She remained hypertensive but her blood pressure could be controlled with a simpler combination of antihypertensive drugs. She is currently on hydrochlorothiazide, enalapril and nifedipine.
The case that we present could be of interest for various reasons. The fact that our patient learned to mitigate, and even abort, hypoglycemic attacks by eating at the time of early warning symptoms of hypoglycemia contributed to both a delayed diagnosis and excessive obesity. We suggest that insulinoma should be considered in the differential diagnosis of the etiology of obesity even if symptoms of hypoglycemia are not present.
As Cruz and Hud have proposed, acanthosis nigricans seen in metabolic syndrome (obesity, hypertension, dyslipidemia and type 2 diabetes mellitus/insulin resistance) is caused by hyperinsulinemia per se and not by whichever mechanism that might be involved in insulin resistance.⁴ Our case is supportive of this pathogenic mechanism of acanthosis nigricans because after removing the source of insulin the skin changes regressed in just a few weeks, as have been reported by others.⁵, ⁶ We postulate that probably a genetic predisposition and the time of exposure of hyperinsulinemia on dermal tissue are also needed for acanthosis nigricans to develop, otherwise it is difficult to explain why most patients with insulinoma do not present this skin abnormality.

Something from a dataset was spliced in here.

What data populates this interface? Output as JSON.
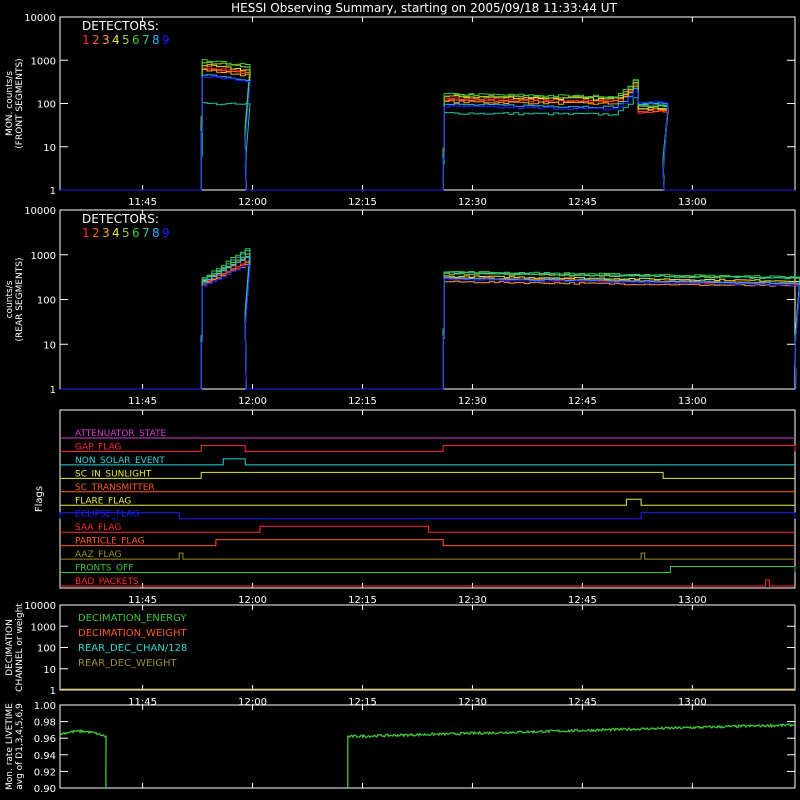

This case also supports the finding, reported by Sawicki et al,⁷ that hyperinsulinemia has no effect in blood pressure since after the normalization of insulin levels she remained hypertensive, although it has been easier to control due to reduction of her body weight. Certainly this loss of body mass in a short period can be explained by the removal of the source of her hypoglycemia that obliged her to eat excessively.

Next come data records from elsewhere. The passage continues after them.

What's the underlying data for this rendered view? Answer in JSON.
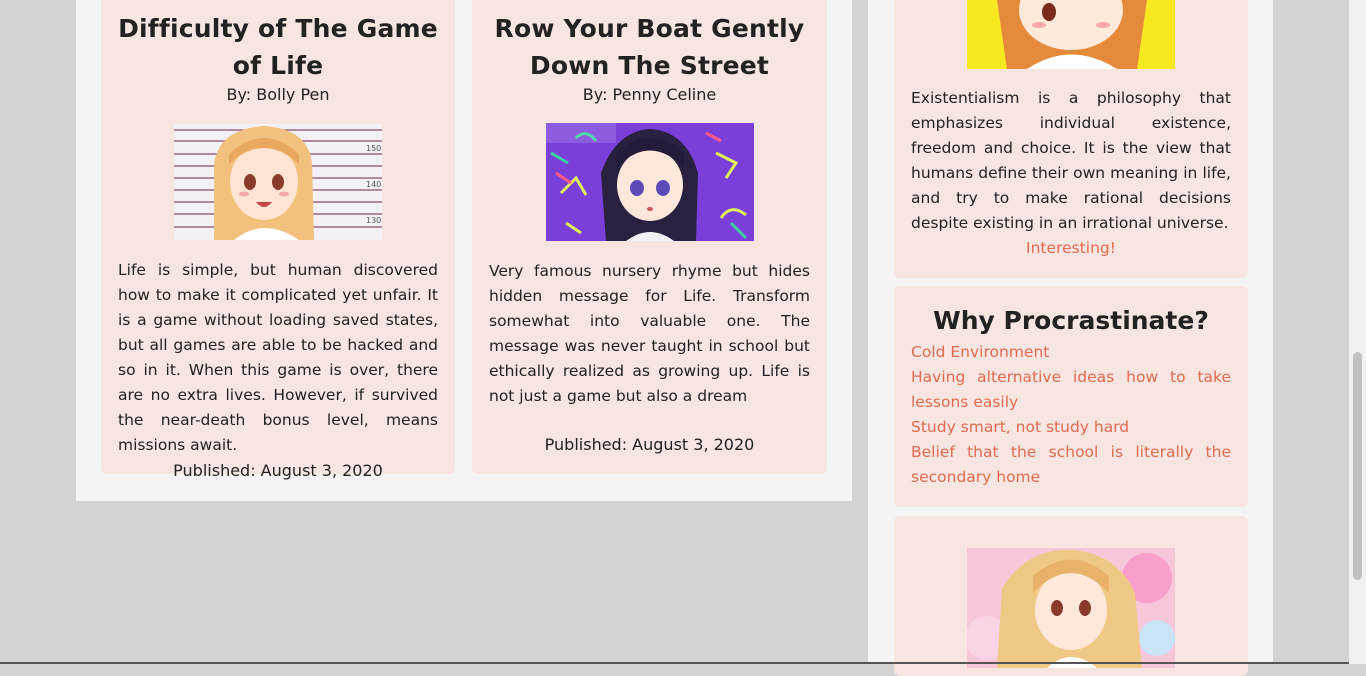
{
  "posts": [
    {
      "title": "Difficulty of The Game of Life",
      "author": "By: Bolly Pen",
      "text": "Life is simple, but human discovered how to make it complicated yet unfair. It is a game without loading saved states, but all games are able to be hacked and so in it. When this game is over, there are no extra lives. However, if survived the near-death bonus level, means missions await.",
      "date": "Published: August 3, 2020",
      "image": "anime-girl-height-chart-image"
    },
    {
      "title": "Row Your Boat Gently Down The Street",
      "author": "By: Penny Celine",
      "text": "Very famous nursery rhyme but hides hidden message for Life. Transform somewhat into valuable one. The message was never taught in school but ethically realized as growing up. Life is not just a game but also a dream",
      "date": "Published: August 3, 2020",
      "image": "anime-girl-purple-background-image"
    }
  ],
  "sidebar": {
    "existentialism": {
      "text": "Existentialism is a philosophy that emphasizes individual existence, freedom and choice. It is the view that humans define their own meaning in life, and try to make rational decisions despite existing in an irrational universe.",
      "link": "Interesting!"
    },
    "procrastinate": {
      "title": "Why Procrastinate?",
      "reasons": [
        "Cold Environment",
        "Having alternative ideas how to take lessons easily",
        "Study smart, not study hard",
        "Belief that the school is literally the secondary home"
      ]
    }
  },
  "colors": {
    "accent": "#e06a50",
    "card": "#f6e5e1",
    "page": "#d3d3d3"
  }
}
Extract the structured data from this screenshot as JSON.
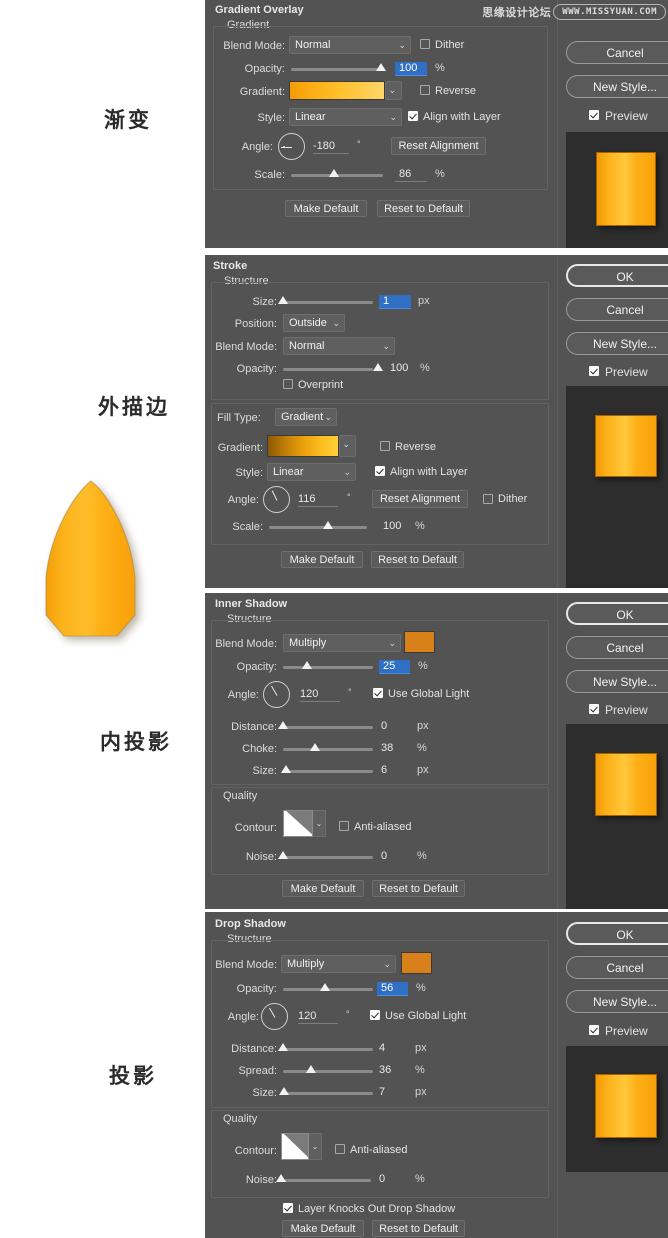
{
  "watermark": {
    "cn": "思缘设计论坛",
    "url": "WWW.MISSYUAN.COM"
  },
  "annotations": [
    {
      "label": "渐变",
      "meaning": "gradient"
    },
    {
      "label": "外描边",
      "meaning": "outer-stroke"
    },
    {
      "label": "内投影",
      "meaning": "inner-shadow"
    },
    {
      "label": "投影",
      "meaning": "drop-shadow"
    }
  ],
  "artwork": {
    "name": "orange-leaf-shape",
    "fill_start": "#FFB310",
    "fill_end": "#F9A207",
    "stroke": "#8a5a00"
  },
  "sidebar": {
    "ok": "OK",
    "cancel": "Cancel",
    "new_style": "New Style...",
    "preview": "Preview",
    "preview_checked": true
  },
  "panels": [
    {
      "id": "gradient-overlay",
      "title": "Gradient Overlay",
      "subtitle": "Gradient",
      "rows": {
        "blend_mode_label": "Blend Mode:",
        "blend_mode_value": "Normal",
        "dither_label": "Dither",
        "dither_checked": false,
        "opacity_label": "Opacity:",
        "opacity_value": "100",
        "opacity_unit": "%",
        "opacity_selected": true,
        "gradient_label": "Gradient:",
        "reverse_label": "Reverse",
        "reverse_checked": false,
        "style_label": "Style:",
        "style_value": "Linear",
        "align_label": "Align with Layer",
        "align_checked": true,
        "angle_label": "Angle:",
        "angle_value": "-180",
        "angle_unit": "°",
        "reset_alignment": "Reset Alignment",
        "scale_label": "Scale:",
        "scale_value": "86",
        "scale_unit": "%"
      },
      "footer": {
        "make_default": "Make Default",
        "reset_default": "Reset to Default"
      },
      "has_ok": false
    },
    {
      "id": "stroke",
      "title": "Stroke",
      "subtitle": "Structure",
      "rows": {
        "size_label": "Size:",
        "size_value": "1",
        "size_unit": "px",
        "size_selected": true,
        "position_label": "Position:",
        "position_value": "Outside",
        "blend_mode_label": "Blend Mode:",
        "blend_mode_value": "Normal",
        "opacity_label": "Opacity:",
        "opacity_value": "100",
        "opacity_unit": "%",
        "overprint_label": "Overprint",
        "overprint_checked": false,
        "fill_type_label": "Fill Type:",
        "fill_type_value": "Gradient",
        "gradient_label": "Gradient:",
        "reverse_label": "Reverse",
        "reverse_checked": false,
        "style_label": "Style:",
        "style_value": "Linear",
        "align_label": "Align with Layer",
        "align_checked": true,
        "angle_label": "Angle:",
        "angle_value": "116",
        "angle_unit": "°",
        "reset_alignment": "Reset Alignment",
        "dither_label": "Dither",
        "dither_checked": false,
        "scale_label": "Scale:",
        "scale_value": "100",
        "scale_unit": "%"
      },
      "footer": {
        "make_default": "Make Default",
        "reset_default": "Reset to Default"
      },
      "has_ok": true
    },
    {
      "id": "inner-shadow",
      "title": "Inner Shadow",
      "subtitle": "Structure",
      "quality_title": "Quality",
      "rows": {
        "blend_mode_label": "Blend Mode:",
        "blend_mode_value": "Multiply",
        "color": "#D8811A",
        "opacity_label": "Opacity:",
        "opacity_value": "25",
        "opacity_unit": "%",
        "opacity_selected": true,
        "angle_label": "Angle:",
        "angle_value": "120",
        "angle_unit": "°",
        "global_light_label": "Use Global Light",
        "global_light_checked": true,
        "distance_label": "Distance:",
        "distance_value": "0",
        "distance_unit": "px",
        "choke_label": "Choke:",
        "choke_value": "38",
        "choke_unit": "%",
        "size_label": "Size:",
        "size_value": "6",
        "size_unit": "px",
        "contour_label": "Contour:",
        "antialiased_label": "Anti-aliased",
        "antialiased_checked": false,
        "noise_label": "Noise:",
        "noise_value": "0",
        "noise_unit": "%"
      },
      "footer": {
        "make_default": "Make Default",
        "reset_default": "Reset to Default"
      },
      "has_ok": true
    },
    {
      "id": "drop-shadow",
      "title": "Drop Shadow",
      "subtitle": "Structure",
      "quality_title": "Quality",
      "rows": {
        "blend_mode_label": "Blend Mode:",
        "blend_mode_value": "Multiply",
        "color": "#D8811A",
        "opacity_label": "Opacity:",
        "opacity_value": "56",
        "opacity_unit": "%",
        "opacity_selected": true,
        "angle_label": "Angle:",
        "angle_value": "120",
        "angle_unit": "°",
        "global_light_label": "Use Global Light",
        "global_light_checked": true,
        "distance_label": "Distance:",
        "distance_value": "4",
        "distance_unit": "px",
        "spread_label": "Spread:",
        "spread_value": "36",
        "spread_unit": "%",
        "size_label": "Size:",
        "size_value": "7",
        "size_unit": "px",
        "contour_label": "Contour:",
        "antialiased_label": "Anti-aliased",
        "antialiased_checked": false,
        "noise_label": "Noise:",
        "noise_value": "0",
        "noise_unit": "%",
        "knockout_label": "Layer Knocks Out Drop Shadow",
        "knockout_checked": true
      },
      "footer": {
        "make_default": "Make Default",
        "reset_default": "Reset to Default"
      },
      "has_ok": true
    }
  ]
}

Most insulinomas show a benign behavior specially if less than 2.5 cm at the time of resection but its real nature cannot be ascertain from the histological appearance. Besides tumour size, the presence of frequent mitosis, metastasis, local or distant, and capsular infiltration can predict a cancerous behavior⁸,⁹. In our patient metastasis were not found at the time of operation; however, the infiltration of the capsule makes her prognosis uncertain and obliges us to follow her closely in the near future.